• _EXERCISE AIM_: Look for the line containing "Decode this image" in the entries below, then print that line and all that follow it exactly.

################

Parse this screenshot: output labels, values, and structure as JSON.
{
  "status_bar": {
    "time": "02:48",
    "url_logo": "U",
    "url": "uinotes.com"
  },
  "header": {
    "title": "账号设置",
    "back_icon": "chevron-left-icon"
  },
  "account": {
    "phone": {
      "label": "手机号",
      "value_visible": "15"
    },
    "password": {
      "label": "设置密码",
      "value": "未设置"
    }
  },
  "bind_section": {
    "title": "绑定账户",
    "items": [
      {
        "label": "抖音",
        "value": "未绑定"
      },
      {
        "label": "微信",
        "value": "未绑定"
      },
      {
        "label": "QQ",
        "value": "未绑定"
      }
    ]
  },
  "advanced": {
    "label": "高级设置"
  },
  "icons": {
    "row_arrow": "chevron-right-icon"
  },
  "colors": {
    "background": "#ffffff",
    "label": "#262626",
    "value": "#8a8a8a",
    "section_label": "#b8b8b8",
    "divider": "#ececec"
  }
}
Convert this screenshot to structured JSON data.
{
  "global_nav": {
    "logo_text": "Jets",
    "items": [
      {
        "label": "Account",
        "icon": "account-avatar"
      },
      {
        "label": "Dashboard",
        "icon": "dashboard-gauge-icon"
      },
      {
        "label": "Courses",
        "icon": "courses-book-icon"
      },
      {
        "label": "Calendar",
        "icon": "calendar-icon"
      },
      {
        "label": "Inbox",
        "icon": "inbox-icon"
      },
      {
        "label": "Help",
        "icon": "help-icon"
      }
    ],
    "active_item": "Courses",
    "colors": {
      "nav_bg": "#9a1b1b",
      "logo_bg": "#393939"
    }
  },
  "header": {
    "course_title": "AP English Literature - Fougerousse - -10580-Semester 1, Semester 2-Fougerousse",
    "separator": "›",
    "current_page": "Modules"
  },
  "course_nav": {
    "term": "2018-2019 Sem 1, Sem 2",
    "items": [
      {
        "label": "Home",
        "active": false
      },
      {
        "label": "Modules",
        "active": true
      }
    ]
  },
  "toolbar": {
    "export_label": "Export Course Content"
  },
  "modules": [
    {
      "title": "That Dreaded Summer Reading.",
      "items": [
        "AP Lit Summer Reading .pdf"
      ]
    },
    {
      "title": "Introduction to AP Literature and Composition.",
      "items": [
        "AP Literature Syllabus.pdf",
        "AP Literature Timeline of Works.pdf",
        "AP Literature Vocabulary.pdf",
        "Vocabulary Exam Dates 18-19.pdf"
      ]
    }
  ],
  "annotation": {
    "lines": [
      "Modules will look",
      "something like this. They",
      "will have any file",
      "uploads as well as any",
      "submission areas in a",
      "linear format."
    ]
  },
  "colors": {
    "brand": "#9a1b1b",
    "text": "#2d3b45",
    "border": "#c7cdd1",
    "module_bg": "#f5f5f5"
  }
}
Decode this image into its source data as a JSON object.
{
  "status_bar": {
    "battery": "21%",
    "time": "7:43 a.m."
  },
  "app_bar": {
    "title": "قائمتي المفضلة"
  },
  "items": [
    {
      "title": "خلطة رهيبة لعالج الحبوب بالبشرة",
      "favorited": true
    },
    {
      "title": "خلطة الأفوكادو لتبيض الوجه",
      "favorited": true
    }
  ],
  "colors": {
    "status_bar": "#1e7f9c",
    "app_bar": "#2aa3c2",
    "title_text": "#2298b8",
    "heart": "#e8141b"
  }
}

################

• _TASK SOLUTION_:
Decode this image into its source data as a JSON object.
{
  "status_bar": {
    "battery": "21%",
    "time": "7:43 a.m."
  },
  "app_bar": {
    "title": "قائمتي المفضلة"
  },
  "items": [
    {
      "title": "خلطة رهيبة لعالج الحبوب بالبشرة",
      "favorited": true
    },
    {
      "title": "خلطة الأفوكادو لتبيض الوجه",
      "favorited": true
    }
  ],
  "colors": {
    "status_bar": "#1e7f9c",
    "app_bar": "#2aa3c2",
    "title_text": "#2298b8",
    "heart": "#e8141b"
  }
}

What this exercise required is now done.